▶ What is needed: Your answer must be the full listing, reproduced exactly.
────
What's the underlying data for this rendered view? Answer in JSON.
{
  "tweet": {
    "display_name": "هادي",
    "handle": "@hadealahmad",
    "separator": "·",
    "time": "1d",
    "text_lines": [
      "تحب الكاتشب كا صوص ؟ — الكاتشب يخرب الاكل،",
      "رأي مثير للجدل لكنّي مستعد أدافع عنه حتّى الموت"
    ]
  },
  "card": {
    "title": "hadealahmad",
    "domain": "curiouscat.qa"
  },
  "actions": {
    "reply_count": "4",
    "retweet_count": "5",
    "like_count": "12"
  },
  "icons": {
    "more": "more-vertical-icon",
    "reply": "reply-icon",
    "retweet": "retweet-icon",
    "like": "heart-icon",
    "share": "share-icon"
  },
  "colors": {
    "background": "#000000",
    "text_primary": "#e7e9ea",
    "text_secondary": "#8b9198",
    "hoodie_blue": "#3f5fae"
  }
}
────
▶ Result of this task:
What's the underlying data for this rendered view? Answer in JSON.
{
  "tweet": {
    "display_name": "هادي",
    "handle": "@hadealahmad",
    "separator": "·",
    "time": "1d",
    "text_lines": [
      "تحب الكاتشب كا صوص ؟ — الكاتشب يخرب الاكل،",
      "رأي مثير للجدل لكنّي مستعد أدافع عنه حتّى الموت"
    ]
  },
  "card": {
    "title": "hadealahmad",
    "domain": "curiouscat.qa"
  },
  "actions": {
    "reply_count": "4",
    "retweet_count": "5",
    "like_count": "12"
  },
  "icons": {
    "more": "more-vertical-icon",
    "reply": "reply-icon",
    "retweet": "retweet-icon",
    "like": "heart-icon",
    "share": "share-icon"
  },
  "colors": {
    "background": "#000000",
    "text_primary": "#e7e9ea",
    "text_secondary": "#8b9198",
    "hoodie_blue": "#3f5fae"
  }
}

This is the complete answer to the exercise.